The Corporatization of Graffiti
I’ve spent a lot of time practicing the art of seeing graffiti. After a few years, my eye is now automatically able to seek out those sweet spots on buildings or signs where graffiti ought to be—and in the right parts of town, it usually is. I’m good, but there are still times that graffiti, or something pretending to be graffiti, will surprise me.
Most recently, it was coming across designer cans of the sparkling mineral water Perrier that featured the work of street artists. “Street art” is a funny term. On the one hand, it’s a useful distinction based on medium—basically, vandalism with spray paint is graffiti, and vandalism with anything else is street art.
Graffiti is art, it is protest, it is witty, colorful and acerbic. There are as many ways to write graffiti as there are people writing it. The one constant that binds all graffiti to all other graffiti is that at the most basic level, graffiti is vandalism.

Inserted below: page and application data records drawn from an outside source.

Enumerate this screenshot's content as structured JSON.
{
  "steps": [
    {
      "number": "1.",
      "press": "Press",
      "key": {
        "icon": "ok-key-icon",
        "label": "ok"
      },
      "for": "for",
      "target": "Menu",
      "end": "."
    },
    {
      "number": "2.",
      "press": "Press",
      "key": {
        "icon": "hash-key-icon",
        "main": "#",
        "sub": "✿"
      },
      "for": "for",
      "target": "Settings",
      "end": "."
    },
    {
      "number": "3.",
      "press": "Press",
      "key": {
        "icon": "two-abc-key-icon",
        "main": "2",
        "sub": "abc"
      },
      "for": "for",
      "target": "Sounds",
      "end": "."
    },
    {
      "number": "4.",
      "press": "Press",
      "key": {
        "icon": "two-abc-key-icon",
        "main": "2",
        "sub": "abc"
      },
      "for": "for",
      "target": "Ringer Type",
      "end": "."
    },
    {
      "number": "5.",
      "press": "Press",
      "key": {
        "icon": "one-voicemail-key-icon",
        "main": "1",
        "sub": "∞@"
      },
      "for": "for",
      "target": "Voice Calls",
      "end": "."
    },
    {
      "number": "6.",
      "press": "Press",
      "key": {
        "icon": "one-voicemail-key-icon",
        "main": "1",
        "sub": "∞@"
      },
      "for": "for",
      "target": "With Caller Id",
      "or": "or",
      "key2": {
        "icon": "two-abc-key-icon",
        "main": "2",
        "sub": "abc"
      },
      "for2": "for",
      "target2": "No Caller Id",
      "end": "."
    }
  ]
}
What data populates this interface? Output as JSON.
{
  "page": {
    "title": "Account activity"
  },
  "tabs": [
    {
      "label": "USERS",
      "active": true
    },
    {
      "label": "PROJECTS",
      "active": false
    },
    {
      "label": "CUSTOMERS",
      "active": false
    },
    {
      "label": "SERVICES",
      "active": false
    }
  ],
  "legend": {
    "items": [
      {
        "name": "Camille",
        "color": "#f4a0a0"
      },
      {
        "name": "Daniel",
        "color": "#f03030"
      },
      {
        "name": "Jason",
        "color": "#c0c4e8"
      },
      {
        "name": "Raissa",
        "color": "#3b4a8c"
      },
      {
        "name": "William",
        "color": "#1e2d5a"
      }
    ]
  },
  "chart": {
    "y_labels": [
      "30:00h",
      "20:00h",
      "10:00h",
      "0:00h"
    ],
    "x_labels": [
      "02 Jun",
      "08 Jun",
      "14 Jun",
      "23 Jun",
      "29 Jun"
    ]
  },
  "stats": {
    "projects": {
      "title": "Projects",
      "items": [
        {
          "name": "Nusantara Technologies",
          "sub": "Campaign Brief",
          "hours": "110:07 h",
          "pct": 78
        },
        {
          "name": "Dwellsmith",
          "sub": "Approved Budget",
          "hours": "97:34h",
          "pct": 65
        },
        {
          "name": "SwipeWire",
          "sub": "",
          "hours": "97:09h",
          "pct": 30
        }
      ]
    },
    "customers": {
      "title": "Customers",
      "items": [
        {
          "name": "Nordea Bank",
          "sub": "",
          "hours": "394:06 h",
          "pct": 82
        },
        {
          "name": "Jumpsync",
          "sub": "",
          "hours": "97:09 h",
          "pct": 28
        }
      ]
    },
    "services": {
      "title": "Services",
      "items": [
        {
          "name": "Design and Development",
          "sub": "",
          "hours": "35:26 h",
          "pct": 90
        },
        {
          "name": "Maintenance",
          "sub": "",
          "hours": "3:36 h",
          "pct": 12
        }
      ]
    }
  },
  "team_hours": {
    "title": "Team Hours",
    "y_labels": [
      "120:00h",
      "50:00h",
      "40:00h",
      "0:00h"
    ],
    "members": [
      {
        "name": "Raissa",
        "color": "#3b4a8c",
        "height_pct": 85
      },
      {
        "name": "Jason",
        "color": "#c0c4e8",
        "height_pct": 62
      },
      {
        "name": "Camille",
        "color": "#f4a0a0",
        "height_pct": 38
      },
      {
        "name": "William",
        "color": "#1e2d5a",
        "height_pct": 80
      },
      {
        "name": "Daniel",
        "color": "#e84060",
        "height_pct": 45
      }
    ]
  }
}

Most street art is vandalism, too. How the term street art actually functions, however, seems to be as a distancing measure, placing space between graffiti and some kind of sentimental youthful expression with wheat paste and ironic stencils. In a sense, street art is graffiti’s nicer, commercial cousin.

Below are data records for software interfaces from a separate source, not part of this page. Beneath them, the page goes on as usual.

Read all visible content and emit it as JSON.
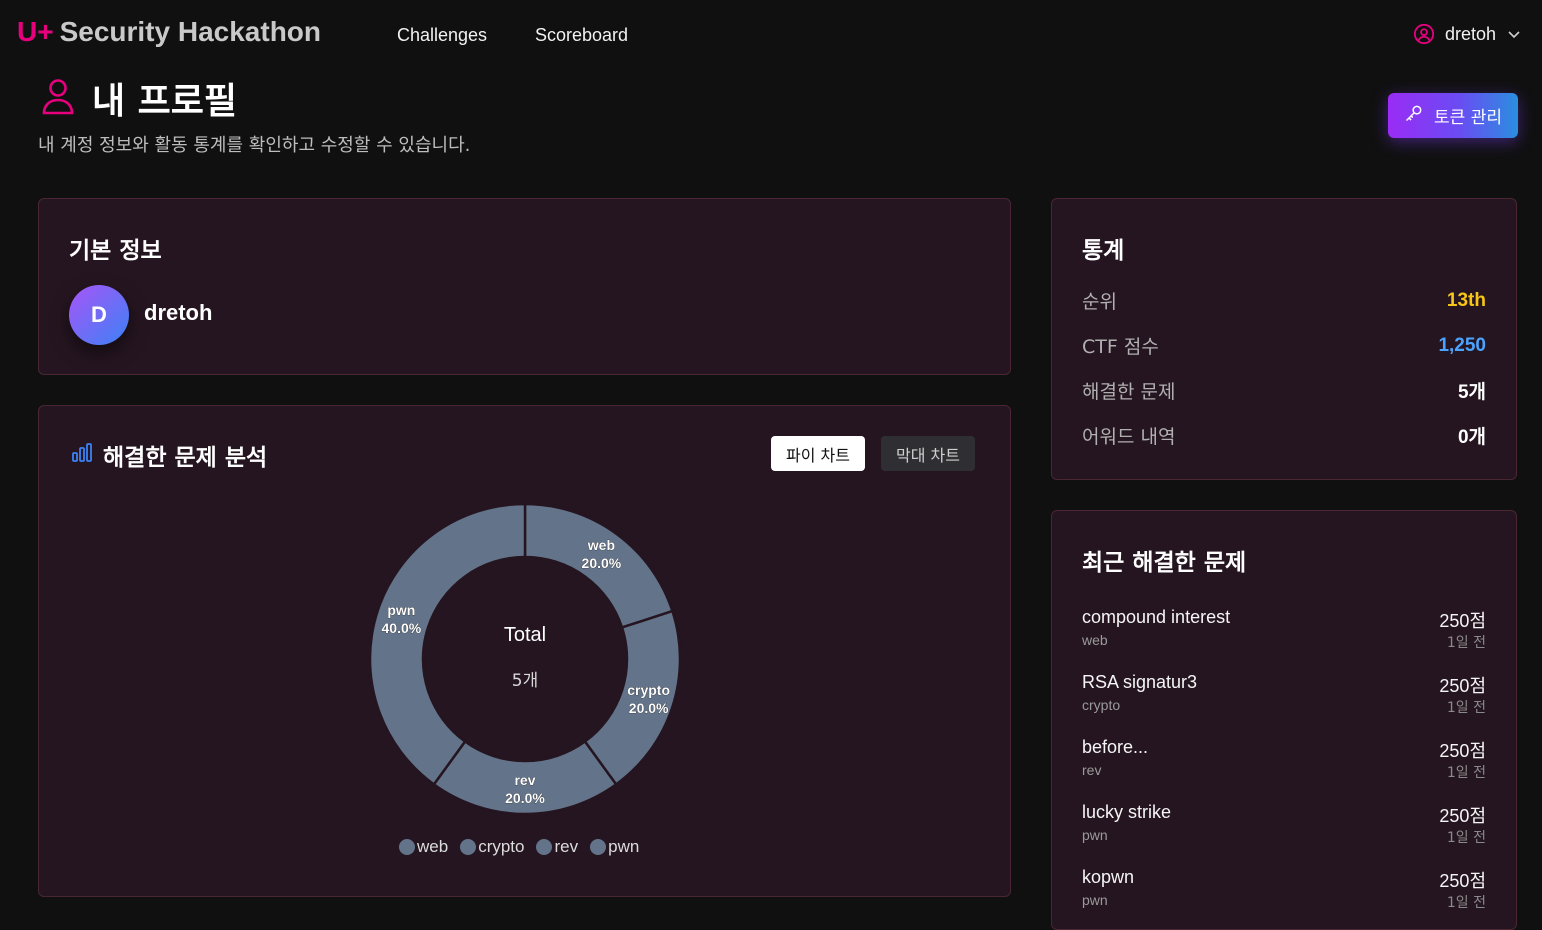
{
  "nav": {
    "brand_mark": "U+",
    "brand_text": "Security Hackathon",
    "links": [
      "Challenges",
      "Scoreboard"
    ],
    "username": "dretoh"
  },
  "page": {
    "title": "내 프로필",
    "subtitle": "내 계정 정보와 활동 통계를 확인하고 수정할 수 있습니다.",
    "token_button": "토큰 관리"
  },
  "basic": {
    "title": "기본 정보",
    "avatar_letter": "D",
    "name": "dretoh"
  },
  "analysis": {
    "title": "해결한 문제 분석",
    "tabs": [
      "파이 차트",
      "막대 차트"
    ],
    "center_label": "Total",
    "center_value": "5개"
  },
  "chart_data": {
    "type": "pie",
    "categories": [
      "web",
      "crypto",
      "rev",
      "pwn"
    ],
    "values": [
      1,
      1,
      1,
      2
    ],
    "labels": [
      "20.0%",
      "20.0%",
      "20.0%",
      "40.0%"
    ],
    "colors": [
      "#63748a",
      "#63748a",
      "#63748a",
      "#63748a"
    ],
    "legend_position": "bottom"
  },
  "stats": {
    "title": "통계",
    "rows": [
      {
        "label": "순위",
        "value": "13th",
        "color": "#f5c518"
      },
      {
        "label": "CTF 점수",
        "value": "1,250",
        "color": "#4aa3ff"
      },
      {
        "label": "해결한 문제",
        "value": "5개",
        "color": "#ffffff"
      },
      {
        "label": "어워드 내역",
        "value": "0개",
        "color": "#ffffff"
      }
    ]
  },
  "recent": {
    "title": "최근 해결한 문제",
    "items": [
      {
        "name": "compound interest",
        "category": "web",
        "points": "250점",
        "time": "1일 전"
      },
      {
        "name": "RSA signatur3",
        "category": "crypto",
        "points": "250점",
        "time": "1일 전"
      },
      {
        "name": "before...",
        "category": "rev",
        "points": "250점",
        "time": "1일 전"
      },
      {
        "name": "lucky strike",
        "category": "pwn",
        "points": "250점",
        "time": "1일 전"
      },
      {
        "name": "kopwn",
        "category": "pwn",
        "points": "250점",
        "time": "1일 전"
      }
    ]
  }
}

Perrier capitalizes on this gentrification of language to hint at having an edge, without specifically identifying with anything. Because, of course, identifying with graffiti would be condoning actual crime. This patronizing wink at counterculture is precisely what the images on the cans embody: hinting at the presence of an actual artist, without being too much outside of any kind of focus-grouped preferences. Add a signature on the lower-half of the can, and Perrier now has a reasonable defense against the also-reasonable speculation that a computer designed the entire series.

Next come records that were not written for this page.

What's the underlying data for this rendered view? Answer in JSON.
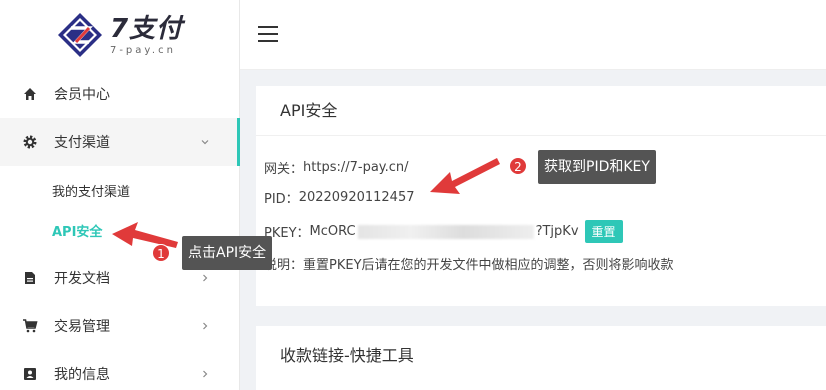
{
  "brand": {
    "title": "7支付",
    "subtitle": "7-pay.cn"
  },
  "sidebar": {
    "items": [
      {
        "label": "会员中心",
        "icon": "home-icon"
      },
      {
        "label": "支付渠道",
        "icon": "gear-icon",
        "expanded": true
      },
      {
        "label": "开发文档",
        "icon": "document-icon"
      },
      {
        "label": "交易管理",
        "icon": "cart-icon"
      },
      {
        "label": "我的信息",
        "icon": "id-card-icon"
      }
    ],
    "sub_items": [
      {
        "label": "我的支付渠道",
        "active": false
      },
      {
        "label": "API安全",
        "active": true
      }
    ]
  },
  "api_card": {
    "title": "API安全",
    "gateway_label": "网关：",
    "gateway_value": "https://7-pay.cn/",
    "pid_label": "PID：",
    "pid_value": "20220920112457",
    "pkey_label": "PKEY：",
    "pkey_prefix": "McORC",
    "pkey_suffix": "?TjpKv",
    "reset_label": "重置",
    "note_label": "说明：",
    "note_text": "重置PKEY后请在您的开发文件中做相应的调整，否则将影响收款"
  },
  "links_card": {
    "title": "收款链接-快捷工具"
  },
  "annotations": [
    {
      "num": "1",
      "text": "点击API安全"
    },
    {
      "num": "2",
      "text": "获取到PID和KEY"
    }
  ],
  "colors": {
    "accent": "#2ec7b7",
    "callout_bg": "#545454",
    "badge": "#e03a3a"
  }
}
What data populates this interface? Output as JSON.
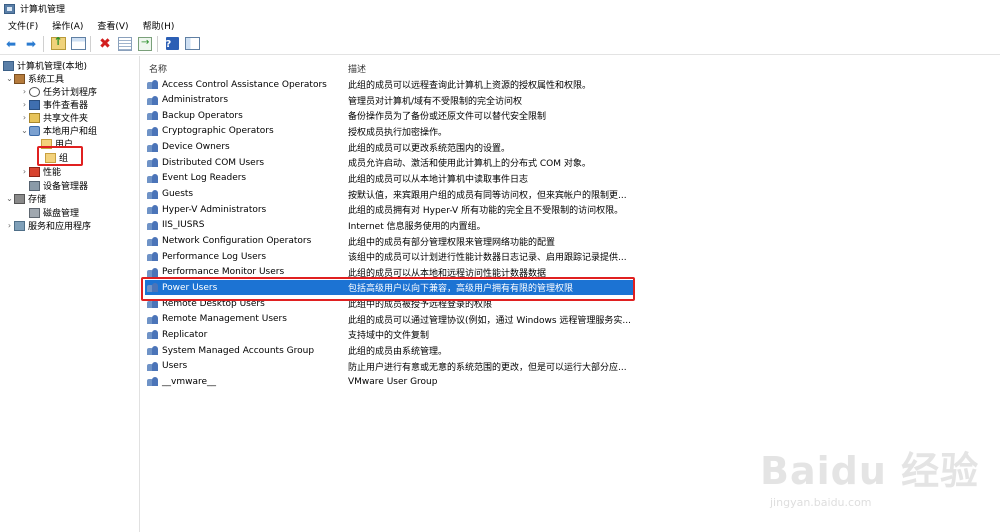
{
  "window": {
    "title": "计算机管理"
  },
  "menu": [
    "文件(F)",
    "操作(A)",
    "查看(V)",
    "帮助(H)"
  ],
  "toolbar": {
    "icons": [
      "back-icon",
      "forward-icon",
      "up-icon",
      "show-hide-tree-icon",
      "delete-icon",
      "properties-icon",
      "export-icon",
      "help-icon",
      "view-icon"
    ]
  },
  "tree": {
    "root": "计算机管理(本地)",
    "system_tools": "系统工具",
    "task_scheduler": "任务计划程序",
    "event_viewer": "事件查看器",
    "shared_folders": "共享文件夹",
    "local_users_groups": "本地用户和组",
    "users": "用户",
    "groups": "组",
    "performance": "性能",
    "device_manager": "设备管理器",
    "storage": "存储",
    "disk_management": "磁盘管理",
    "services_apps": "服务和应用程序"
  },
  "list": {
    "col_name": "名称",
    "col_desc": "描述",
    "rows": [
      {
        "name": "Access Control Assistance Operators",
        "desc": "此组的成员可以远程查询此计算机上资源的授权属性和权限。"
      },
      {
        "name": "Administrators",
        "desc": "管理员对计算机/域有不受限制的完全访问权"
      },
      {
        "name": "Backup Operators",
        "desc": "备份操作员为了备份或还原文件可以替代安全限制"
      },
      {
        "name": "Cryptographic Operators",
        "desc": "授权成员执行加密操作。"
      },
      {
        "name": "Device Owners",
        "desc": "此组的成员可以更改系统范围内的设置。"
      },
      {
        "name": "Distributed COM Users",
        "desc": "成员允许启动、激活和使用此计算机上的分布式 COM 对象。"
      },
      {
        "name": "Event Log Readers",
        "desc": "此组的成员可以从本地计算机中读取事件日志"
      },
      {
        "name": "Guests",
        "desc": "按默认值，来宾跟用户组的成员有同等访问权，但来宾帐户的限制更..."
      },
      {
        "name": "Hyper-V Administrators",
        "desc": "此组的成员拥有对 Hyper-V 所有功能的完全且不受限制的访问权限。"
      },
      {
        "name": "IIS_IUSRS",
        "desc": "Internet 信息服务使用的内置组。"
      },
      {
        "name": "Network Configuration Operators",
        "desc": "此组中的成员有部分管理权限来管理网络功能的配置"
      },
      {
        "name": "Performance Log Users",
        "desc": "该组中的成员可以计划进行性能计数器日志记录、启用跟踪记录提供..."
      },
      {
        "name": "Performance Monitor Users",
        "desc": "此组的成员可以从本地和远程访问性能计数器数据"
      },
      {
        "name": "Power Users",
        "desc": "包括高级用户以向下兼容，高级用户拥有有限的管理权限"
      },
      {
        "name": "Remote Desktop Users",
        "desc": "此组中的成员被授予远程登录的权限"
      },
      {
        "name": "Remote Management Users",
        "desc": "此组的成员可以通过管理协议(例如，通过 Windows 远程管理服务实..."
      },
      {
        "name": "Replicator",
        "desc": "支持域中的文件复制"
      },
      {
        "name": "System Managed Accounts Group",
        "desc": "此组的成员由系统管理。"
      },
      {
        "name": "Users",
        "desc": "防止用户进行有意或无意的系统范围的更改，但是可以运行大部分应..."
      },
      {
        "name": "__vmware__",
        "desc": "VMware User Group"
      }
    ],
    "selected_index": 13
  },
  "watermark": {
    "brand": "Baidu 经验",
    "url": "jingyan.baidu.com"
  },
  "colors": {
    "selection": "#1c73d3",
    "highlight_box": "#e02020"
  }
}
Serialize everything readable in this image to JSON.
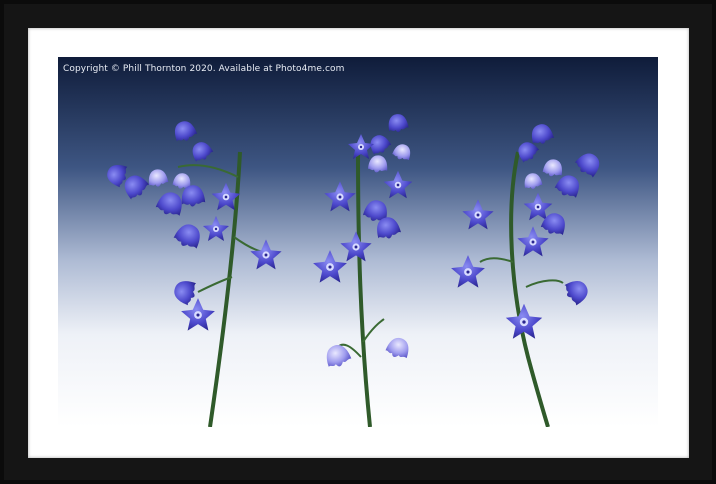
{
  "photo": {
    "caption": "Copyright  © Phill Thornton  2020. Available at Photo4me.com",
    "subject": "bluebells-artwork",
    "colors": {
      "frame": "#0b0b0b",
      "mount": "#ffffff",
      "sky_top": "#0f1c3a",
      "sky_bottom": "#ffffff",
      "flower": "#4a46c8",
      "stem": "#2f5a2a"
    }
  }
}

While I certainly don’t want to begrudge artists from gaining exposure or making money through collaboration with corporations, let’s stop believing that there is anything “street” about it and call this series what it is: marketing. And not even the “authentic graffiti font” street-art label can change that.